The issue is to attract as many students as possible since the provincial government requires 25 per cent of the ECA’s membership to support the motion. Therefore, the faculty association requires a minimum of approximately 900 students to vote ‘yes.’

The ECA is reaching out to students through flyers and information booths located in the mezzanine in the Hall building and on the eighth floor.

In order to ensure that the vote is as accessible as possible to undergraduate students, the ECA invested in having roaming polls with clerks visiting classrooms so individuals can vote before and after courses.

With four clerks, the roaming polls alone are costing the ECA close to $5,600 and the stationary polls amount to more than $3,000.

“We have to hedge our bets and make sure our students get out and vote,” said Wilson.

Overall, the ECA is allotting more than $10,000 to the polling to guarantee a two-week vote provides students with enough time to cast their ballots.


On the road to accreditation

Concordia University’s Engineering and Computer Science Association will be sending students to the polls as it seeks official accreditation as a student association this January.

The faculty student association will be holding a vote from January 28 to February 14 to obtain accreditation under Quebec civil law. In order to be eligible for formal recognition, the ECA must obtain the support of 25 per cent of their undergraduate student body in engineering and computer science.

Therefore a minimum of 900 students must vote yes in the polling for the accreditation process to move forward. This is a factor that has stopped previous executives from pursuing accreditation due to fear of failure to meet the requirement, according to ECA VP finance Chuck Wilson.

Lacking accreditation can be problematic because it limits student associations in terms of funding and accessibility. For example, the university is not technically nor legally obligated to provide the ECA with funding stemming from a fee-levy although it does anyway.

According to ECA President Ali Talhouni, what the ECA doesn’t have access to is the membership list of its students from the Dean of Students Office.

“We’re treated as an accredited association,” said Talhouni. “It’s the only thing we don’t get and the dean of students doesn’t give it to us.”

The student organization lost its company status following the transition from a paper registry to an online database for the Registraire des entreprises du Québec.
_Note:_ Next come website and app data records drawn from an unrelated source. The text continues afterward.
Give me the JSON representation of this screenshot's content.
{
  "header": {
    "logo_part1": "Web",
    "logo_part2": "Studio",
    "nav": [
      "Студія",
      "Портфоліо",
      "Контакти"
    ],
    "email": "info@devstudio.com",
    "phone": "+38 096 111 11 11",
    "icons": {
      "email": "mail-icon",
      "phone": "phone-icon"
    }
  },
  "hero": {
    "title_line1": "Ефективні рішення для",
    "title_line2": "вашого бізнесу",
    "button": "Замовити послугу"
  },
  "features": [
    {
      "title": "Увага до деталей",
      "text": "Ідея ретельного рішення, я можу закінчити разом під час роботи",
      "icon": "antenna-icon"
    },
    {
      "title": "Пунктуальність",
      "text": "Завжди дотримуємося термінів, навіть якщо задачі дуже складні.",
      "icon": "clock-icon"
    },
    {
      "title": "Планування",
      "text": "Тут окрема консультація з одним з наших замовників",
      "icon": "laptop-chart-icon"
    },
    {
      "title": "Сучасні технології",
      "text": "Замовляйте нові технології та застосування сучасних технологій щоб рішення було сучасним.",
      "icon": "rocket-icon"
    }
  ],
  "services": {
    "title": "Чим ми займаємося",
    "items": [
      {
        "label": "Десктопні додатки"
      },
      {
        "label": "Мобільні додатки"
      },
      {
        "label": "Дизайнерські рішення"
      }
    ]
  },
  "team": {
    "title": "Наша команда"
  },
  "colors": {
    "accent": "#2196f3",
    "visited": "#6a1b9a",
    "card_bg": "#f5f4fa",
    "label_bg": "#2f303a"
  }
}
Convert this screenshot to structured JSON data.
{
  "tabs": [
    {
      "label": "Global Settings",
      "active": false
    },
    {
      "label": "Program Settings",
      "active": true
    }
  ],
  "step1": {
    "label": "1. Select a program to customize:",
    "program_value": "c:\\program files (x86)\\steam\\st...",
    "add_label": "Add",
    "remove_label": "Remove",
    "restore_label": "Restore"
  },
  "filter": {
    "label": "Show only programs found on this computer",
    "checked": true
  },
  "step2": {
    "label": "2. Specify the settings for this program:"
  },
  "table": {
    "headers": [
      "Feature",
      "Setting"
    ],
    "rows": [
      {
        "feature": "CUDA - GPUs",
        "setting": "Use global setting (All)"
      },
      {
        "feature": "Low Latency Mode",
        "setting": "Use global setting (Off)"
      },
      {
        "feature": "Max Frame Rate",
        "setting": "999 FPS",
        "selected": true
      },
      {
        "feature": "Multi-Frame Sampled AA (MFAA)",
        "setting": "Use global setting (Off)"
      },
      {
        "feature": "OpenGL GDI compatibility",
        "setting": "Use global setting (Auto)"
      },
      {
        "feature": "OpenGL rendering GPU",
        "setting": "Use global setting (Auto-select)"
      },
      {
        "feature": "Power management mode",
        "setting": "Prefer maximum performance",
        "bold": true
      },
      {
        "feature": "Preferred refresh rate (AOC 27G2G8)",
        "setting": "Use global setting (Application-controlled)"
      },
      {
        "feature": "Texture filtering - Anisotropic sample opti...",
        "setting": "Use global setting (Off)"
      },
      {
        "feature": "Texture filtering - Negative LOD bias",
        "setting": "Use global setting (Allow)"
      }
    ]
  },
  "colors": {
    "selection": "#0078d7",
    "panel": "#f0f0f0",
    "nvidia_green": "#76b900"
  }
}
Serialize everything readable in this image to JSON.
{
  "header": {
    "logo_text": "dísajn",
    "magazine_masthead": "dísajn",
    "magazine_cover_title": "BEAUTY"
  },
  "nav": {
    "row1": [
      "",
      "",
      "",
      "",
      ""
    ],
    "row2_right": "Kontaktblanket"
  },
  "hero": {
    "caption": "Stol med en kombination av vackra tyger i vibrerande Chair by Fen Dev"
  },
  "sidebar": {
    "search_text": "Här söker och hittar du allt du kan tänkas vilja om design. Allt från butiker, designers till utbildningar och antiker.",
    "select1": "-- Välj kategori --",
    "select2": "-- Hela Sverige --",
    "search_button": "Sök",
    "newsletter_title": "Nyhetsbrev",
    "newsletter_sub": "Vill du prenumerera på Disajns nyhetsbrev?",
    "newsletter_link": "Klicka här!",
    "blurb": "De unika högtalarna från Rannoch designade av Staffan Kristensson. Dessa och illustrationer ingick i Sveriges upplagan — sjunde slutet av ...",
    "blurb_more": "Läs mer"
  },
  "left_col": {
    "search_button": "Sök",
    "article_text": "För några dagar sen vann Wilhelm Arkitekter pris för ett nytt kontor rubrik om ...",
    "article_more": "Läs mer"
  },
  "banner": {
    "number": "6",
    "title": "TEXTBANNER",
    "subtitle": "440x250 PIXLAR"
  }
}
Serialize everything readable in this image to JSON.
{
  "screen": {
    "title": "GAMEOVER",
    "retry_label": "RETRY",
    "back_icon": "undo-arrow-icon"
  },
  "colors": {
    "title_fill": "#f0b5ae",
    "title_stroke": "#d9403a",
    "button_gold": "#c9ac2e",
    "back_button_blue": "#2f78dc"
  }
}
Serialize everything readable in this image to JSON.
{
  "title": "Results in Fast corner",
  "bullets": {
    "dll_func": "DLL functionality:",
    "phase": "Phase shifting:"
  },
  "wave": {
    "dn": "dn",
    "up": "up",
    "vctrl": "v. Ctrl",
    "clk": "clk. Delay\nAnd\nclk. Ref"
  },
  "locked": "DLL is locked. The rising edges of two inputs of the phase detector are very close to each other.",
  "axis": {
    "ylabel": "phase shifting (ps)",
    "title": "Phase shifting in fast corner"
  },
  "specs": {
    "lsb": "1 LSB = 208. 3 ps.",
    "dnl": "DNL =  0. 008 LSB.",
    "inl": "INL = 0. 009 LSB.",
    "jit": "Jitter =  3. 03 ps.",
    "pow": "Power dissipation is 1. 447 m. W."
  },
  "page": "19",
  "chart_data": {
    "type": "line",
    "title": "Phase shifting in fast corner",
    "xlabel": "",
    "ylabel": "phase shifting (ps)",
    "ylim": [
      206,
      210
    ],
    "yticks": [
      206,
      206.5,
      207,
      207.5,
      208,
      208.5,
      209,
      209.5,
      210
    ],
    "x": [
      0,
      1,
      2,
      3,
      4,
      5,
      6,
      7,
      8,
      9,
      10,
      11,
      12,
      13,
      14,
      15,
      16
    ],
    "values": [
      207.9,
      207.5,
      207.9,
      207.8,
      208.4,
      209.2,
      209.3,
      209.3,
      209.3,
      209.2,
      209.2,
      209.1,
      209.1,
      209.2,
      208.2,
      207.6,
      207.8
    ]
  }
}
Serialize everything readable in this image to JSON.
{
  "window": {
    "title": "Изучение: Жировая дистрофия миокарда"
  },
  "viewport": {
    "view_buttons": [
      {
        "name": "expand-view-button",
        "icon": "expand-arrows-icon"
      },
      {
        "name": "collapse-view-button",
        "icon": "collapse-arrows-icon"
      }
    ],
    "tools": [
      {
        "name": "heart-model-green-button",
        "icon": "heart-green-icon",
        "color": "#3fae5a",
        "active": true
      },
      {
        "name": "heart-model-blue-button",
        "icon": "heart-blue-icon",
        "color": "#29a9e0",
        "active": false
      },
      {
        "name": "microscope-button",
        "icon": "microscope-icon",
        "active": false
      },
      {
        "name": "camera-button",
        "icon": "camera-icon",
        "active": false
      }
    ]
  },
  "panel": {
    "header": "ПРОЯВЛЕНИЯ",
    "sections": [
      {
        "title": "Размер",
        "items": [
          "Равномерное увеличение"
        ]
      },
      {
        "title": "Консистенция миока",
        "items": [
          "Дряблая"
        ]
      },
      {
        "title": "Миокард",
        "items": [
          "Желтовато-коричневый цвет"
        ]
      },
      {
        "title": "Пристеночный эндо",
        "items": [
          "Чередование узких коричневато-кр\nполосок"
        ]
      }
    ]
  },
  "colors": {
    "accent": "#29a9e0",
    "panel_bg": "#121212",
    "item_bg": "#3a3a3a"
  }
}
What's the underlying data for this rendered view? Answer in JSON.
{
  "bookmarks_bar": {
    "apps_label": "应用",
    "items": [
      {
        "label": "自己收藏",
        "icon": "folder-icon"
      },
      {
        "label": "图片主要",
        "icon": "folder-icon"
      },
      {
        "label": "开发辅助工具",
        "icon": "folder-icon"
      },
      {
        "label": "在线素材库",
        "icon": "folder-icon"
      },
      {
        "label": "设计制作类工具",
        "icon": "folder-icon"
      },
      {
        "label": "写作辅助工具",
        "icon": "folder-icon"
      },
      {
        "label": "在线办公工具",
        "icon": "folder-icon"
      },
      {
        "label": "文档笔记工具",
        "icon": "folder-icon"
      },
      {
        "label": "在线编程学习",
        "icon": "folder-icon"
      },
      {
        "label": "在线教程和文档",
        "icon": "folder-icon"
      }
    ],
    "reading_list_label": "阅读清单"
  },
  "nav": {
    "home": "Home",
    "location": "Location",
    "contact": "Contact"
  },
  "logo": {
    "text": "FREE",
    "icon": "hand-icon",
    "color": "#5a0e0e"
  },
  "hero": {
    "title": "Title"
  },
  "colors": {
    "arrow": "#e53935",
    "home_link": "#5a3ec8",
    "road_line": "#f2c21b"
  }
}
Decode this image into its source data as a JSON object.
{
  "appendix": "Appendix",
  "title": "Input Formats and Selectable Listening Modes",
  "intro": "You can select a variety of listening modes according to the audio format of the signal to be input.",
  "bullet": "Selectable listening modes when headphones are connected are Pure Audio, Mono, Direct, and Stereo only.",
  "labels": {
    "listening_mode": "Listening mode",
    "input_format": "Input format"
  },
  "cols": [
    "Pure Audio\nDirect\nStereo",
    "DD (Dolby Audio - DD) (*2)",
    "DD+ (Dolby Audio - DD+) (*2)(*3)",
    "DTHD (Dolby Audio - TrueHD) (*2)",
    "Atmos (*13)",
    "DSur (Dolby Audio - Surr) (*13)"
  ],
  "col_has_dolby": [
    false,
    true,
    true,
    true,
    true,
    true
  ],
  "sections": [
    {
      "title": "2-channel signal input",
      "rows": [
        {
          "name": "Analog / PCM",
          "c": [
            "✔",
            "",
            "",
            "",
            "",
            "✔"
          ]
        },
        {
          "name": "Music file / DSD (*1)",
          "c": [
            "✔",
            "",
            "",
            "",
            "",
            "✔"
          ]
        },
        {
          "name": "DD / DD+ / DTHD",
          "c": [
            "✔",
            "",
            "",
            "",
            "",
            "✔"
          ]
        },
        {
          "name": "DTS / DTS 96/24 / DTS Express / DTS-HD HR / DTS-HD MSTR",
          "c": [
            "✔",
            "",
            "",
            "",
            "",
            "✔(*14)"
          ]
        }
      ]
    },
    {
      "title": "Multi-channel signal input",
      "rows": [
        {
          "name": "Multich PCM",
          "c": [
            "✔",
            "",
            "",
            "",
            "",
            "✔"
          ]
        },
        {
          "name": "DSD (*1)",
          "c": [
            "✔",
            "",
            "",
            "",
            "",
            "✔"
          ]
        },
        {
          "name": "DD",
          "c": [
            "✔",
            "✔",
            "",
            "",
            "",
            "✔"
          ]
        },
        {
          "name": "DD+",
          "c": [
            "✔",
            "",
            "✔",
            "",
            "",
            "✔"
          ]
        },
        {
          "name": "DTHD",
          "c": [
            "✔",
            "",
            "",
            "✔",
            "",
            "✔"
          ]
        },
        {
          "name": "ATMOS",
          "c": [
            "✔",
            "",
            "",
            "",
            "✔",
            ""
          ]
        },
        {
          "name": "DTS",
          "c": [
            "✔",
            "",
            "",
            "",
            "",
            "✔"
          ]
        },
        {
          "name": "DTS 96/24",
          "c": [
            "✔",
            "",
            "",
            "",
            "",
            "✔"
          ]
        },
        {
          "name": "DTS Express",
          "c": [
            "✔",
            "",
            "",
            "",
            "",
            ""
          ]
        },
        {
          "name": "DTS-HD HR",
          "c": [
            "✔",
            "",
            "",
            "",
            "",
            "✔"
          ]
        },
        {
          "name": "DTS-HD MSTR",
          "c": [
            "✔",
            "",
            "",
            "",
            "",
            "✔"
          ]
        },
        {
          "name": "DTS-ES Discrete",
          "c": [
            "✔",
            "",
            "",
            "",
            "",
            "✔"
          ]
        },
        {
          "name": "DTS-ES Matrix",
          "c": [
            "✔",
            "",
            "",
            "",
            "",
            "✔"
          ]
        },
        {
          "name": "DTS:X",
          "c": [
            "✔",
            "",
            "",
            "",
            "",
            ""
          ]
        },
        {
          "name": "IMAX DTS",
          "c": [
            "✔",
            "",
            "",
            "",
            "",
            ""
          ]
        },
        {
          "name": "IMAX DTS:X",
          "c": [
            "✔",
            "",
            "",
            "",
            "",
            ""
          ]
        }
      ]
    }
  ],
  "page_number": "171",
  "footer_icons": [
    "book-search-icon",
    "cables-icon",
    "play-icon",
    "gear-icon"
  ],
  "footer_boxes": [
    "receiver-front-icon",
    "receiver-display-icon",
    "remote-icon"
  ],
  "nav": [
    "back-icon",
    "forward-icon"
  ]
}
The ECA’s status was revoked because the ECA failed to file their annual declaration as a company for several years.

Under law, student associations are unable to achieve accreditation if they are not a legally recognized company.

Lawyer Patrice Blais was present at an ECA council meeting to explain the procedure for applying for accreditation with the provincial government.

“What the ministry wants [is] to ensure there is a process and everyone can vote,” said Blais. “The ECA will be officially recognized as an association and accreditation gives you protection.”

To oversee the vote, the ECA officially appointed Judicial Board Chairperson Nick Cuillerier as their accreditation president. Melanie Hotchkiss, a student senator, will co-ordinate the campaign.

Exit mobile version